◆ WHAT THE EXERCISE ASKS ◆
Each line of the data below that carries the word "text" needs to be copied.

◆ Dataset rows for apps and sites ◆
Start of Block

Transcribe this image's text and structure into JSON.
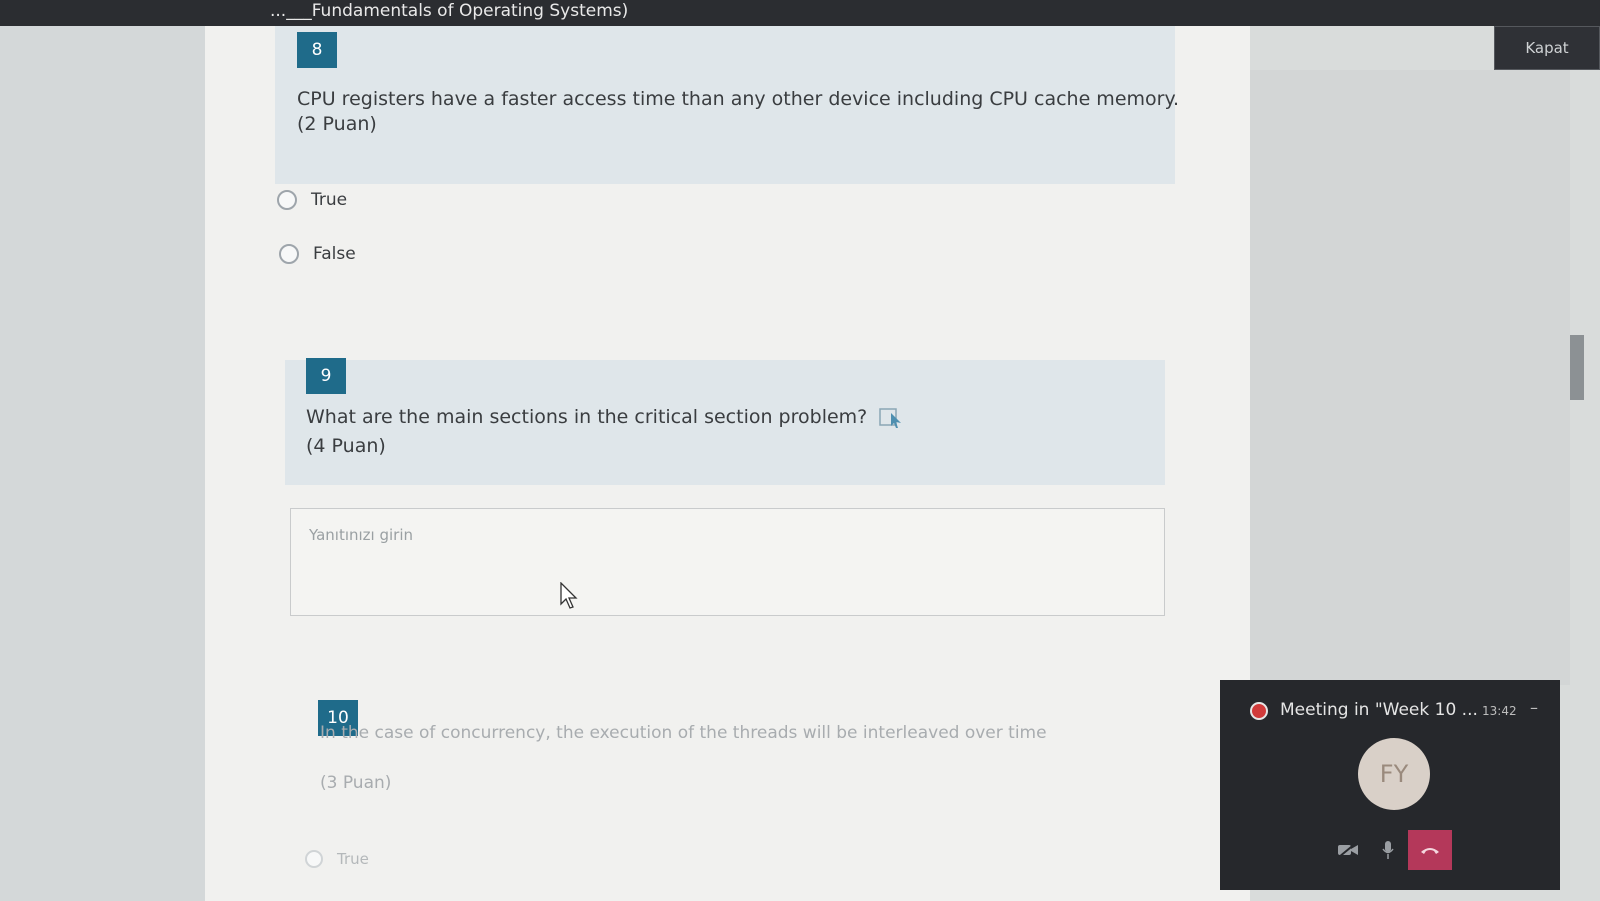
{
  "window": {
    "title": "...___Fundamentals of Operating Systems)",
    "close_label": "Kapat"
  },
  "questions": [
    {
      "number": "8",
      "text": "CPU registers have a faster access time than any other device including CPU cache memory.",
      "points": "(2 Puan)",
      "options": [
        "True",
        "False"
      ]
    },
    {
      "number": "9",
      "text": "What are the main sections in the critical section problem?",
      "points": "(4 Puan)",
      "placeholder": "Yanıtınızı girin"
    },
    {
      "number": "10",
      "text": "In the case of concurrency, the execution of the threads will be interleaved over time",
      "points": "(3 Puan)",
      "options": [
        "True"
      ]
    }
  ],
  "meeting": {
    "title": "Meeting in \"Week 10 ...",
    "time": "13:42",
    "minimize": "–",
    "avatar_initials": "FY"
  },
  "colors": {
    "accent": "#1f6b8a",
    "hangup": "#b4385a",
    "panel": "#26282c"
  }
}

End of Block

◆ TASK OUTPUT ◆
Transcribe this image's text and structure into JSON.
      "text": "CPU registers have a faster access time than any other device including CPU cache memory.",
      "text": "What are the main sections in the critical section problem?",
      "text": "In the case of concurrency, the execution of the threads will be interleaved over time",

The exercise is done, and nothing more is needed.